A child is most calm and cooperative when the routines are firmly in place and easy to predict.
In addition, keep in mind that time is processed quite differently for small children than it is by us as adults. A day for us is like a week for a child. In that 24 hours that seems to fly by for us, a child is processing a galaxy of new information while the brain is expanding and developing thousands of new connections.
That means that a child who is away from school for 24 hours is losing connection with school and forming new connections with new experiences. This explains why children who attend 2-day and 3-day preschool programs struggle with parent separation for most of the year. That 1 or 2 day gap creates a cognitive distance for the child that is difficult to correct.
This is why we only offer 5-day programs. We know that children thrive most in a learning experience that is routine and steady, that supports a continuum of learning versus one-off isolated activities, and that offers a rich diversity of activities so that learning can be applied in different ways, different settings, and under different circumstances.
Full Day Students Receive Substantial Teacher Observation
A full day student is observed for 6 hours each day by our teachers, who are child development experts. Parents of full day children benefit from the substantial insights teachers have when observing children across a full day and across the full spectrum of activities (eg, morning meeting, work cycle, walks, lunch, rest, etc.).
Practical Life Curriculum Is Magnified by Full Day
The power of the Practical Life curriculum in Montessori cannot be overstated. Practical Life activities help children develop coordination of their movements (fine and gross muscle control) and as a consequence of that control, they gain independence. Independence leads quickly to self confidence. Practical Life is also about contributing, taking care of your environment, doing your part. So, it is a fundamental part of the Montessori experience and key to the success of the approach.
Full day gives Practical Life a boost by inviting children to participate in activities such as lunch setup and cleanup, preparation for and cleanup after rest time.
These are key collaborative moments in the day where Practical Life exercises advance children's skills on every level.
Full Day Children Have Increased Exposure to Languages
As a trilingual Montessori school, language is core to our program. Children who participate in our full day program have substantially more exposure to language. Add to this benefit the fact that our children are in a critical development zone for learning language, and the value of full day is even greater.
That learning window for language begins to close around age 6. If there is a time to invest in a learning experience, it is when the child is in this developmental phase.
The power of our language program is further enhanced in the afternoons by the addition of our "Farm to Table" program, which integrates language learning with farming (at our dedicated farm plot at Urban Farm) during the spring and with cooking from our garden during the winter.
Full Day Programs Build School Stamina for Children
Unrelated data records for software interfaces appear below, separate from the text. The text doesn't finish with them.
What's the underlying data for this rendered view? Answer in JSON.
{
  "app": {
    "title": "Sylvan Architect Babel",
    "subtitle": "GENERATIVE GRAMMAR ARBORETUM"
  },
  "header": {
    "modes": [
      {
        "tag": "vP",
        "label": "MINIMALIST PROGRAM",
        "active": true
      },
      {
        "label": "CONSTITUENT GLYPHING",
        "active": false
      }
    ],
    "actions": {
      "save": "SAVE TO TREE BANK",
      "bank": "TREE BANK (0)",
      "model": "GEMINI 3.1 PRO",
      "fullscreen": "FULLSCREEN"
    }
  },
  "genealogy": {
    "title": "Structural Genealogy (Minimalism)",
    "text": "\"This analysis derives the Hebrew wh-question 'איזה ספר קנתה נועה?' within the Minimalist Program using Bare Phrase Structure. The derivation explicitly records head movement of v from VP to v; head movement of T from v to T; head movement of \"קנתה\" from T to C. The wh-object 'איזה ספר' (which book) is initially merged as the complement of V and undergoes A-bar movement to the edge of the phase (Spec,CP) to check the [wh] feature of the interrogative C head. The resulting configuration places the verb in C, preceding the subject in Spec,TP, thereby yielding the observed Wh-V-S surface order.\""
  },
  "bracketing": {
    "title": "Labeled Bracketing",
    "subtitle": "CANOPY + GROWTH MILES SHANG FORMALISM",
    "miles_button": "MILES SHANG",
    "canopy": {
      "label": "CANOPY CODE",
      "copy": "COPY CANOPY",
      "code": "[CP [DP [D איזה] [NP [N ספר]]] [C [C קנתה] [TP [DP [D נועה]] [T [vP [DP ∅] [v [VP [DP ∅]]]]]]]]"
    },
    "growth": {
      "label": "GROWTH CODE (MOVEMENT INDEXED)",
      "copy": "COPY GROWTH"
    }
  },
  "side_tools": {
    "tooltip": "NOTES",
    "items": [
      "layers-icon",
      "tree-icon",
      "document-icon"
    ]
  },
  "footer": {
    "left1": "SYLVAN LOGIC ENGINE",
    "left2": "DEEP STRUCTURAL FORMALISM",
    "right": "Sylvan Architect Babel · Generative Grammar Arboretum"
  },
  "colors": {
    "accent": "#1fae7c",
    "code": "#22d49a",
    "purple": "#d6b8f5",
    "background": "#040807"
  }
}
Most New York parents intend to send their children to Kindergarten, which is typically a robust and challenging experience. Children moving from a half day program to a full day Kindergarten program often find that transition quite difficult. We recommend engaging a full day program sooner rather than later to build your child's stamina for a full day of social and intellectual engagement. Being grounded and ready for Kindergarten will make all the difference in a child's success thereafter.